Prior to that, in July 2016, the Delhi Autorickshaw Sangh and Delhi Pradesh Taxi Union called for an indefinite strike against app-based taxi services in Delhi. In August 2016, the Delhi High Court had issued a notice to Ola and Uber to stop surge pricing and follow government prescribed fares. And in September 2016, reports surfaced that the Indian Government is planning to establish a maximum limit on fares to monitor surge pricing by online cab aggregators like Uber and Ola.
Following that, in November 2016, the Karnataka High Court dismissed Uber’s request to scuttle the Karnataka On-demand Transportation Technology Aggregators Rule, 2016, while upholding the government’s rights, ruled in favour of the State Government. Later the same month, the drivers also started a 36-hour strike in Guwahati protesting against the revised incentives.
Till today, the state and government authorities have been engaged in creating a level playing field between the cab service providers and the local taxi unions. Recently, Mumbai-based Khatua Committee also proposed the provision of ‘Happy Hours’ for both Ola, Uber and other Auto andTaxiess. However, forcefully eliminating the competition completely, crying over the interests of the local taxi drivers, cannot be termed as the fair play. Also, on the consumer front too, they are now being forced to use the local taxis even if they are more comfortable and are willing to pay for any of the Ola or Uber cab services.
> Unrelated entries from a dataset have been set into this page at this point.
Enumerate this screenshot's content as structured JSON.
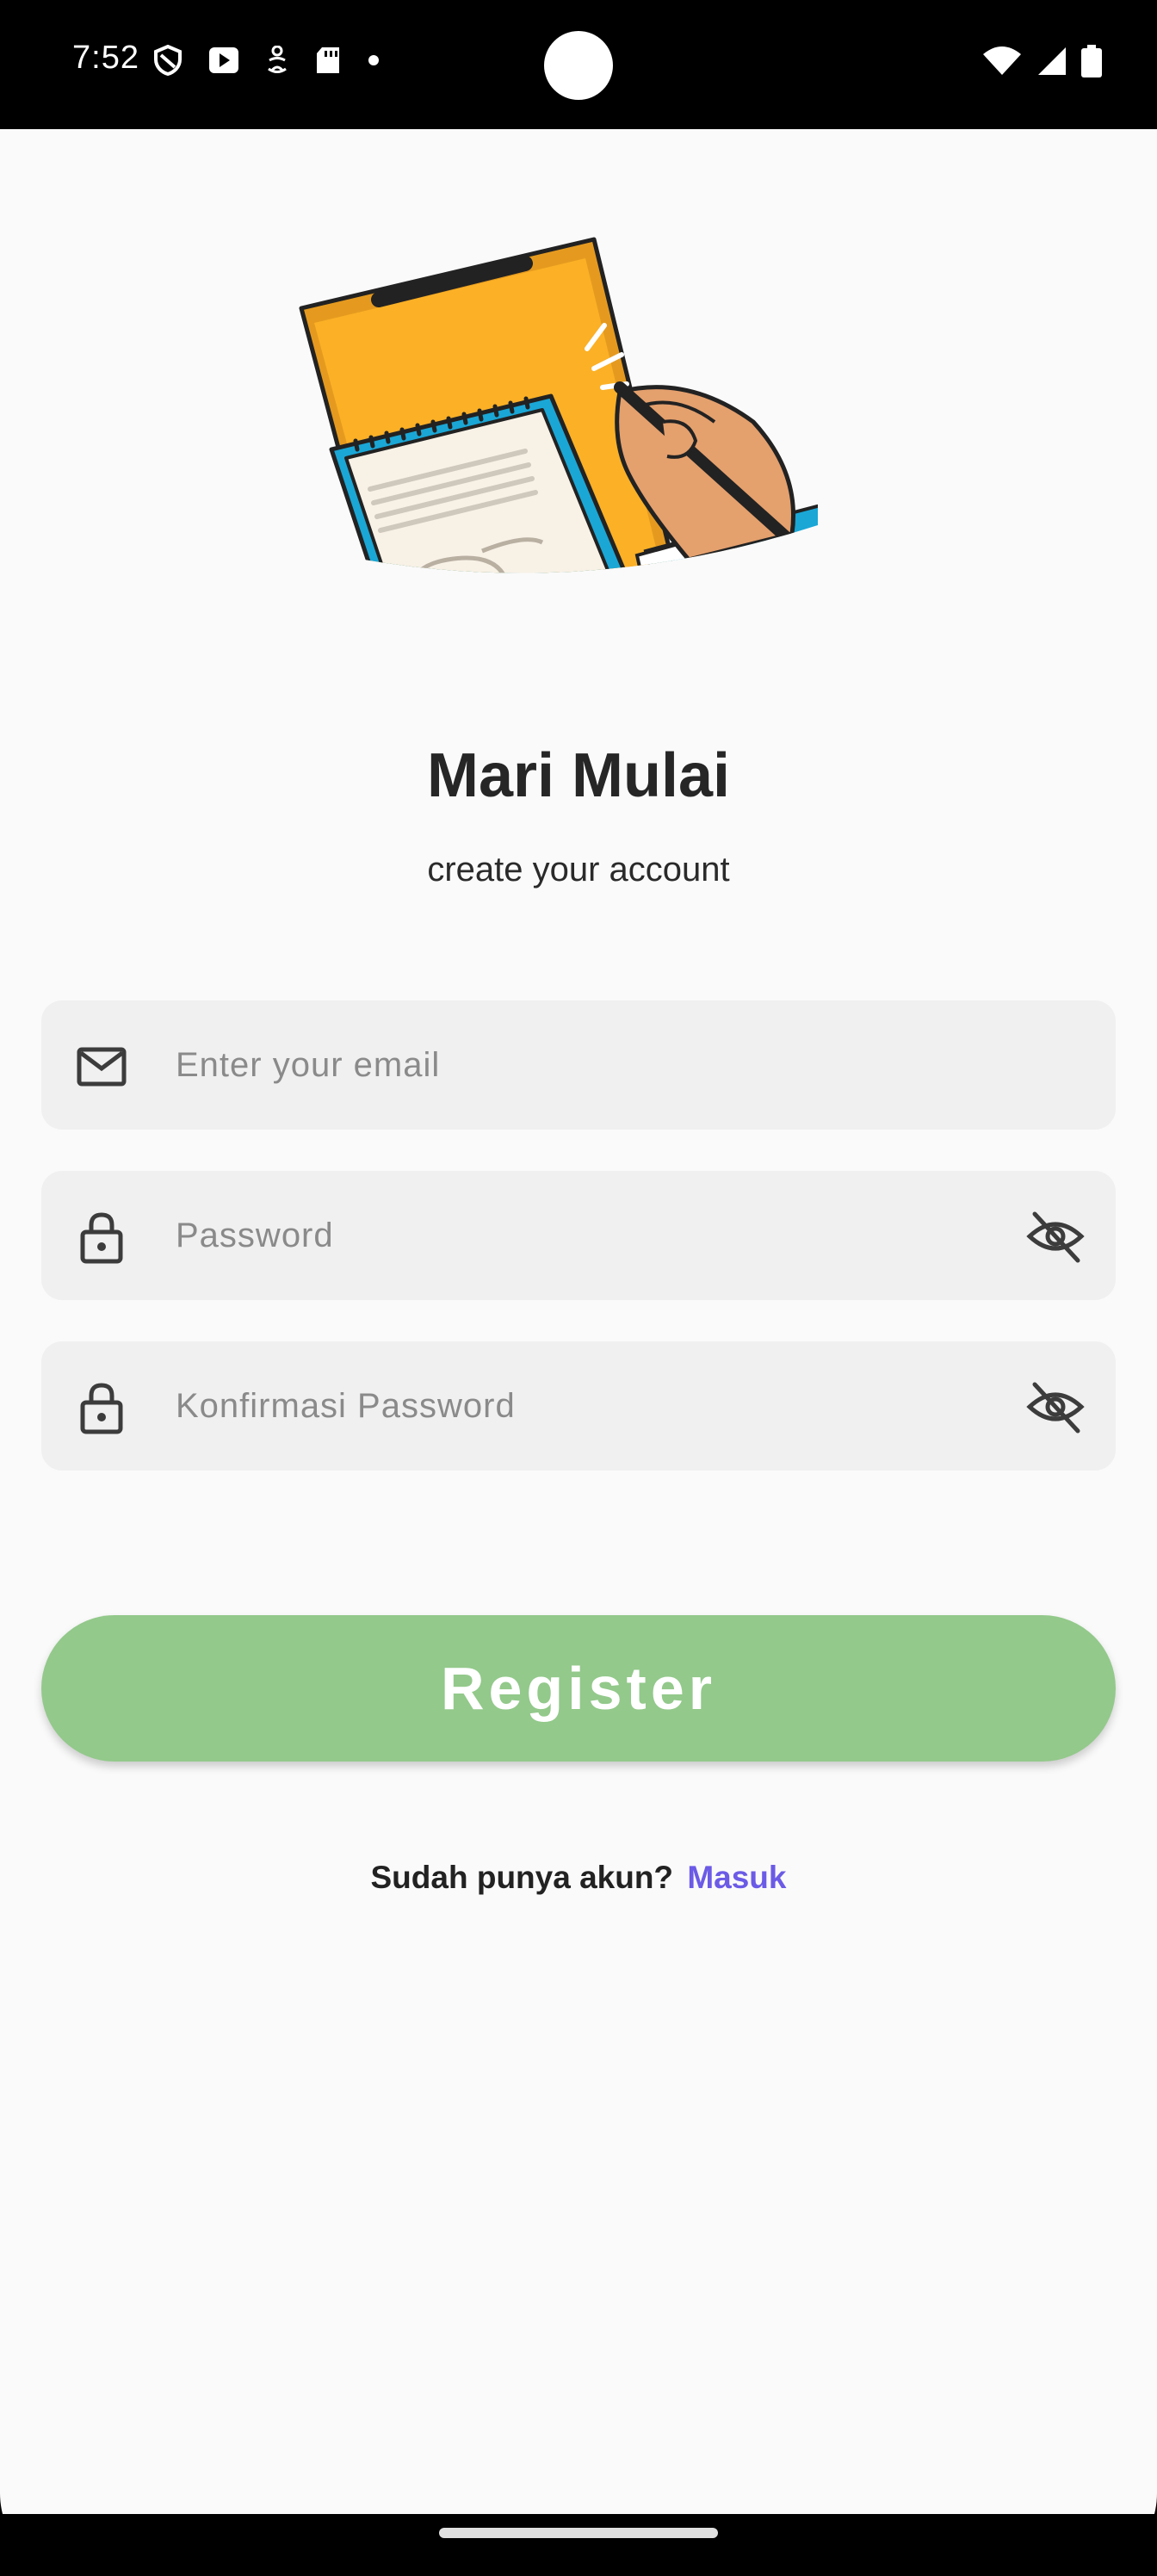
{
  "status_bar": {
    "time": "7:52",
    "left_icons": [
      "shield-icon",
      "play-store-icon",
      "accessibility-icon",
      "sd-card-icon",
      "dot-icon"
    ],
    "right_icons": [
      "wifi-icon",
      "signal-icon",
      "battery-icon"
    ]
  },
  "header": {
    "title": "Mari Mulai",
    "subtitle": "create your account"
  },
  "form": {
    "email": {
      "placeholder": "Enter your email",
      "value": "",
      "icon": "mail-icon"
    },
    "password": {
      "placeholder": "Password",
      "value": "",
      "icon": "lock-icon",
      "toggle_icon": "eye-off-icon"
    },
    "confirm_password": {
      "placeholder": "Konfirmasi Password",
      "value": "",
      "icon": "lock-icon",
      "toggle_icon": "eye-off-icon"
    },
    "register_label": "Register"
  },
  "footer": {
    "prompt": "Sudah punya akun?",
    "login_link": "Masuk"
  },
  "colors": {
    "background": "#fafafa",
    "field_bg": "#f0f0f0",
    "button": "#93c98b",
    "link": "#6b5be6",
    "title": "#262626"
  }
}
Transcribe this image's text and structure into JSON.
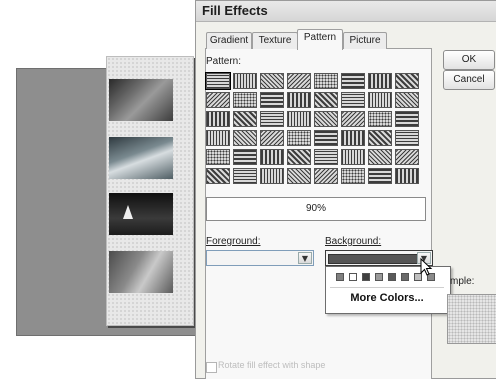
{
  "dialog": {
    "title": "Fill Effects",
    "tabs": [
      {
        "label": "Gradient"
      },
      {
        "label": "Texture"
      },
      {
        "label": "Pattern"
      },
      {
        "label": "Picture"
      }
    ],
    "active_tab": "Pattern"
  },
  "pattern_section": {
    "label": "Pattern:",
    "selected_pattern_name": "90%"
  },
  "foreground": {
    "label": "Foreground:",
    "value": ""
  },
  "background": {
    "label": "Background:",
    "selected_color": "#555555"
  },
  "color_popup": {
    "palette": [
      "#808080",
      "#ffffff",
      "#404040",
      "#9a9a9a",
      "#5a5a5a",
      "#6a6a6a",
      "#c0c0c0",
      "#8a8a8a"
    ],
    "more_colors_label": "More Colors..."
  },
  "buttons": {
    "ok": "OK",
    "cancel": "Cancel"
  },
  "sample": {
    "label": "mple:"
  },
  "rotate_option": {
    "label": "Rotate fill effect with shape",
    "checked": false
  }
}
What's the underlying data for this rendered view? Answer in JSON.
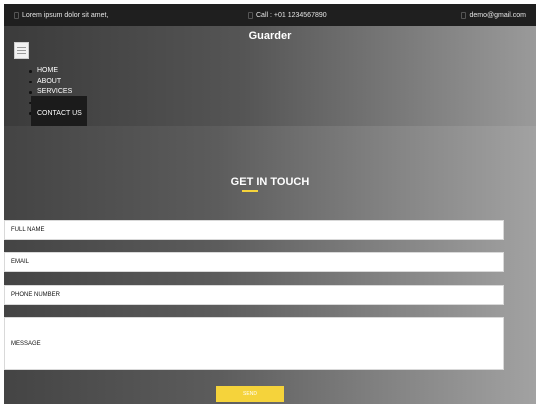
{
  "topbar": {
    "left_text": "Lorem ipsum dolor sit amet,",
    "center_text": "Call : +01 1234567890",
    "right_text": "demo@gmail.com"
  },
  "header": {
    "brand": "Guarder"
  },
  "nav": {
    "items": [
      "HOME",
      "ABOUT",
      "SERVICES",
      "CONTACT US"
    ]
  },
  "contact": {
    "title": "GET IN TOUCH",
    "fields": {
      "full_name": "FULL NAME",
      "email": "EMAIL",
      "phone": "PHONE NUMBER",
      "message": "MESSAGE"
    },
    "send_label": "SEND"
  },
  "colors": {
    "accent": "#f5d33b",
    "topbar_bg": "#1f1f1f",
    "dropdown_bg": "#1b1b1b"
  }
}
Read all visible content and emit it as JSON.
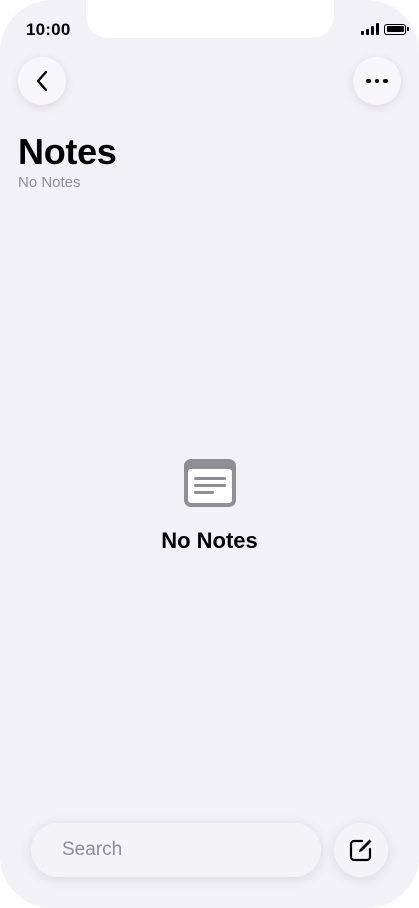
{
  "status_bar": {
    "time": "10:00",
    "signal_icon": "cellular-signal-icon",
    "battery_icon": "battery-icon"
  },
  "nav": {
    "back_icon": "chevron-left-icon",
    "more_icon": "ellipsis-icon"
  },
  "header": {
    "title": "Notes",
    "subtitle": "No Notes"
  },
  "empty_state": {
    "icon": "notes-list-icon",
    "label": "No Notes"
  },
  "bottom_bar": {
    "search_placeholder": "Search",
    "search_value": "",
    "search_icon": "magnifier-icon",
    "mic_icon": "microphone-icon",
    "compose_icon": "compose-icon"
  },
  "colors": {
    "background": "#f2f1f6",
    "secondary_text": "#8e8e93",
    "icon_gray": "#8e8e93"
  }
}
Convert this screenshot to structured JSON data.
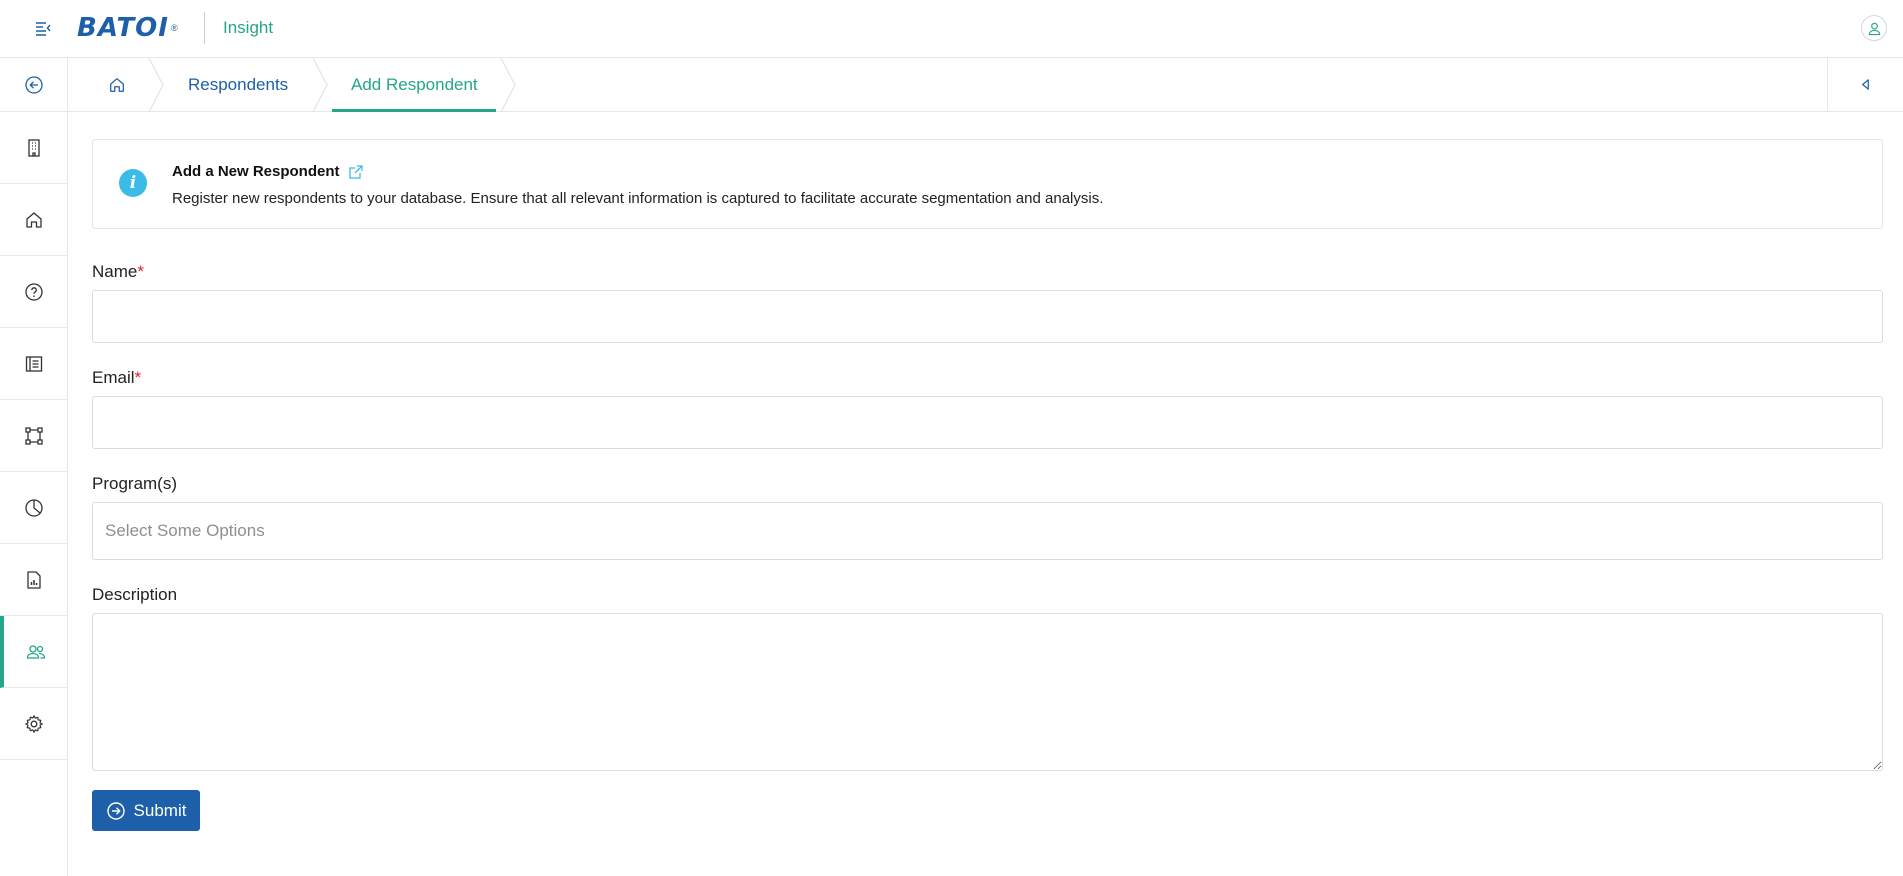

While Ola and Uber might suffer financially here, it is difficult to ascertain what impact this could have on the overall scenario of the cab aggregators and taxi unions tussle in the country. Things could become direr for the cab service providers if by any chance other states or cities started implementing the same strategy to safeguard the interests of their local taxi unions.
[The development was reported by Indian Express.]